Over the weekend, the Modern Living Showhouse was unveiled during the Dwell on Design 2011 show in Los Angeles. The Showhouse integrates aesthetic design and sustainability unified in the creation process.
Walking into the Showhouse, the design, though modern in style, doesn’t shout “sustainability” to the untrained eye. But that’s not necessarily a bad thing. The sustainability features are built deep within the home.
This modular structure itself was the brainchild of Jonathan Davis of pieceHomes, a company which specializes in green, factory-built modular houses. The interior was designed by Zem Joaquin of ecofabulous, which focuses on stylish and sustainable living. The Davis and Joaquin collaboration yielded a result that was not only good for people, but good for the environment.
“The Modern Living Showhouse is a fantastic, innovative example of a highly-functional, beautiful, and affordable execution of residential design using reclaimed and sustainable materials. This is what happens when creativity and good design work together for the greater good of the environment,” says Michela O’Connor Abrams, President, Dwell Media LLC.
(For an exhaustive list of all the sustainable features, check out the ecofabulous website.)

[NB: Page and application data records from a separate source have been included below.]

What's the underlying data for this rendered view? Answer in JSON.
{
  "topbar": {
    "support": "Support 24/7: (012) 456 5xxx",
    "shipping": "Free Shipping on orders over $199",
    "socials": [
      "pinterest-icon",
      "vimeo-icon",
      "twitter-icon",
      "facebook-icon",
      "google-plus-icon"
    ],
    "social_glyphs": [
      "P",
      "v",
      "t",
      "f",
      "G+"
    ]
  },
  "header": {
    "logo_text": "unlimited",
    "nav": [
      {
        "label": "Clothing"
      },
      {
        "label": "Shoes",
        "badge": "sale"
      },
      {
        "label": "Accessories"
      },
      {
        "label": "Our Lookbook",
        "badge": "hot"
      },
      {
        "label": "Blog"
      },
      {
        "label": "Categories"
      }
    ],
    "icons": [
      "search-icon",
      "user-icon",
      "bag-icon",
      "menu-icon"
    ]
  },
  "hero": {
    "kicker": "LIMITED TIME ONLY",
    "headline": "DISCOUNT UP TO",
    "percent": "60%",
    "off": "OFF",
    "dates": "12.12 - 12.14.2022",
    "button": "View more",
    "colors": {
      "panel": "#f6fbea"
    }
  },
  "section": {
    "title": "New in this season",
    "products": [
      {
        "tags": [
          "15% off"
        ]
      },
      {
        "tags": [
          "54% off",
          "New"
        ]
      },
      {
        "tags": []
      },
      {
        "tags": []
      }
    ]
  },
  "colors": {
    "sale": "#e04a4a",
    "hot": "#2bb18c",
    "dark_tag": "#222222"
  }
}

The Showhouse makes excellent use of solar energy. It was designed to have big glass windows and sliding doors on the southern side, in order to maximize use of passive solar. More natural light leads to more energy savings. Many renewable and recyclable materials were used to build the home. Flooring was made from cork – an amazing renewable resource since the tree never has to be cut down during cork harvesting. And the cork on the harvested trees eventually grows back too!
The kitchen counter top is made of recycled glass and concrete. While it is comparable in price to natural stone, its impact to the environment is far less.
Even the bathroom had an innovative use of materials. The tile grout in the shower was extremely fascinating. (Who would ever get excited about tile grout, except an eco-nerd?) The tile grout was made from the very dust and debris of the tile it was grouting! How is that for going cradle-to-cradle?
All in all, this is a wonderful example of sustainability incorporated and coexisting within design.